Asking the media to “take a deep breath,” Jones said it was important to understand that the impeachment process is just beginning. Jones said that to rush to any judgment on either side of the political fence without knowing all of the facts is irresponsible.
“Allegations in a complaint are simply that,” he said. “They are allegations made, but they have to be proven.”
“It’s very unlikely there is going to be a smoking gun on either side,” Jones said. “That’s not how the real world works.”
Stating that gathering a complete set of facts was crucial, Jones said, “We are nowhere close to having a full picture of what happened here.”
Democrats in the House of Representatives for months have been conducting preliminary investigations to determine whether grounds exist on which to impeach Trump. But Thursday’s release of a complaint alleging Trump asked the Ukrainian president to investigate political competitor Joe Biden and his son, along with transcripts of that call, made impeachment a foregone conclusion.
Some lawmakers said articles of impeachment could be prepared by the end of October.
But Jones said he was concerned that sides were being taken before the evidence has been reviewed. He said he was dismayed the issue had already become political.
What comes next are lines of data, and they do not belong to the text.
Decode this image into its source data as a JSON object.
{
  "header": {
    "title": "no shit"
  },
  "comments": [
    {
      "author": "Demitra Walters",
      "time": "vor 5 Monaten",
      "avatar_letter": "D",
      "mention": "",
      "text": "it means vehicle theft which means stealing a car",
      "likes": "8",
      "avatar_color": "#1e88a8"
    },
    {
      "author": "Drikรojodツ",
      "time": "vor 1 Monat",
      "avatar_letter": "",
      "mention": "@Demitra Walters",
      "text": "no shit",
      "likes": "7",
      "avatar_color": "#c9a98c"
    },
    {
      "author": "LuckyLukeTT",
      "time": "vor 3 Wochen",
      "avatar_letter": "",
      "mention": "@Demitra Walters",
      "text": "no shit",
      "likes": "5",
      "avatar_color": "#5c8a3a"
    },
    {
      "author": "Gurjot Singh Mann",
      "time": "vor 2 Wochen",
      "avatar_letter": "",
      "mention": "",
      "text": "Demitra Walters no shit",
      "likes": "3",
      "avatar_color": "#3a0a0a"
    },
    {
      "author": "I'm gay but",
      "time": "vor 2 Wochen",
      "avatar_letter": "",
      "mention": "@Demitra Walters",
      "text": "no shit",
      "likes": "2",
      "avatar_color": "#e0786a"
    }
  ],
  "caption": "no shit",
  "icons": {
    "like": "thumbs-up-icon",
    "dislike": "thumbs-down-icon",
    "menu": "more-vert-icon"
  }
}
“People are going to their political corners, said Jones, “The partisan tribalism is taking over already. And that is unfortunate. It is a sad commentary when a process that is so rooted, so rooted in the Constitution of the United States, something so fundamental to our democracy is almost immediately cast in political terms.”
Jones said that he would need to see how all the pieces come together and fully understand what happened, but he did express concerns about the most recent allegations.
Jones said that, whether or not his fellow senators support the president, they had a duty to be fair and impartial, not political, and to wait for the facts to come in and fully consider them.
He said considering how the impeachment inquiry will affect the 2020 election was the wrong approach: “Don’t ask me whether or not this is going to affect my election in 2020. Don’t ask me if it’s going to affect Joe Biden or Donald Trump. Don’t ask me if it’s going to affect the presidential race. Ask me, “What is going to happen to the Constitution? What is going to happen to the rule of law?” Let’s talk about the seriousness of what we’ve got and not the politics of it, for goodness sake.”
A president can be impeached for high crimes, treason, bribery and misdemeanors. The process begins with an investigation by the House Judiciary Committee or a separate House panel. Once the findings are completed, the House votes on whether to bring impeachment charges. A majority vote is required to pass articles of impeachment.
If the articles of impeachment are approved in the House, they are sent to the Senate for a trial. The Senate could dismiss the charges or assign blame.
The chief justice presides over the trial. A two-thirds majority vote is required for a conviction.
Impeachment proceedings have been brought against two past presidents, Andrew Johnson in 1868 and Bill Clinton in 1998. Neither president was convicted by the Senate.
Jones also discussed the latest developments in his efforts to get the Military Widow’s Tax Elimination Act, a bill he introduced in February, through Congress. The Senate voted unanimously, 94-0, on a motion to instruct that signals their support of the action and its inclusion in the final National Defense Authorization Act budget for fiscal year 2020.
The bill was co-sponsored by 76 members of the Senate — 44 Democrats and 32 Republicans. If voted into law, the bill would eliminate a provision that deducts the insurance benefits that veterans paid into the Survivors Benefits Plan from the total amount of benefits paid to surviving spouses.
The issue affects 67,000 surviving spouses of service members who died of service-related injuries. It’s estimated that an average of $11,000 is denied annually to each of those spouses as a result of this rule.
A similar bill, introduced in the House in January, also has strong bi-partisan support with 371 co-sponsors. The bill is currently in the House Subcommittee on Military Personnel.
Similar legislation has been introduced in the past four congressional session.